Assignment: Write every line of the following listing exactly as it reads.

---------------

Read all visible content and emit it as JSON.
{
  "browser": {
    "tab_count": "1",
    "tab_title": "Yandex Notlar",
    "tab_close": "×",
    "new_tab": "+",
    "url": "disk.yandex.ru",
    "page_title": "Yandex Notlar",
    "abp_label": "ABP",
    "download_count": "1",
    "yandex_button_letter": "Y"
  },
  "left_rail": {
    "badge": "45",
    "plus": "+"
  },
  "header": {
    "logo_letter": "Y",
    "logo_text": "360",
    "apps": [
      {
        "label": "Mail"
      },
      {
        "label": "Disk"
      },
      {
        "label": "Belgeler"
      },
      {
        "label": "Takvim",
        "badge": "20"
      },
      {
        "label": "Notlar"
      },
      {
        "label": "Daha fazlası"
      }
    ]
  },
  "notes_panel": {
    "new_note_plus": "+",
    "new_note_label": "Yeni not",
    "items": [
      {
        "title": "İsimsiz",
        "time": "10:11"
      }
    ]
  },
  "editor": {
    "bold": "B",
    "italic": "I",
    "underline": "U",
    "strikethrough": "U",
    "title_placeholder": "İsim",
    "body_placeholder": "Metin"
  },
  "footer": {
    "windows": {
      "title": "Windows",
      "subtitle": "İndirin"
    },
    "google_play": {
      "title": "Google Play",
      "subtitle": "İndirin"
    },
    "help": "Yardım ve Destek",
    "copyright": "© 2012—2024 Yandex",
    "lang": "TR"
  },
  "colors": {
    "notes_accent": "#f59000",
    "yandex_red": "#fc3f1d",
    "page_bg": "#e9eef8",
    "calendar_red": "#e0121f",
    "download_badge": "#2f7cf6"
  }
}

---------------

Solution for this task:
Read all visible content and emit it as JSON.
{
  "browser": {
    "tab_count": "1",
    "tab_title": "Yandex Notlar",
    "tab_close": "×",
    "new_tab": "+",
    "url": "disk.yandex.ru",
    "page_title": "Yandex Notlar",
    "abp_label": "ABP",
    "download_count": "1",
    "yandex_button_letter": "Y"
  },
  "left_rail": {
    "badge": "45",
    "plus": "+"
  },
  "header": {
    "logo_letter": "Y",
    "logo_text": "360",
    "apps": [
      {
        "label": "Mail"
      },
      {
        "label": "Disk"
      },
      {
        "label": "Belgeler"
      },
      {
        "label": "Takvim",
        "badge": "20"
      },
      {
        "label": "Notlar"
      },
      {
        "label": "Daha fazlası"
      }
    ]
  },
  "notes_panel": {
    "new_note_plus": "+",
    "new_note_label": "Yeni not",
    "items": [
      {
        "title": "İsimsiz",
        "time": "10:11"
      }
    ]
  },
  "editor": {
    "bold": "B",
    "italic": "I",
    "underline": "U",
    "strikethrough": "U",
    "title_placeholder": "İsim",
    "body_placeholder": "Metin"
  },
  "footer": {
    "windows": {
      "title": "Windows",
      "subtitle": "İndirin"
    },
    "google_play": {
      "title": "Google Play",
      "subtitle": "İndirin"
    },
    "help": "Yardım ve Destek",
    "copyright": "© 2012—2024 Yandex",
    "lang": "TR"
  },
  "colors": {
    "notes_accent": "#f59000",
    "yandex_red": "#fc3f1d",
    "page_bg": "#e9eef8",
    "calendar_red": "#e0121f",
    "download_badge": "#2f7cf6"
  }
}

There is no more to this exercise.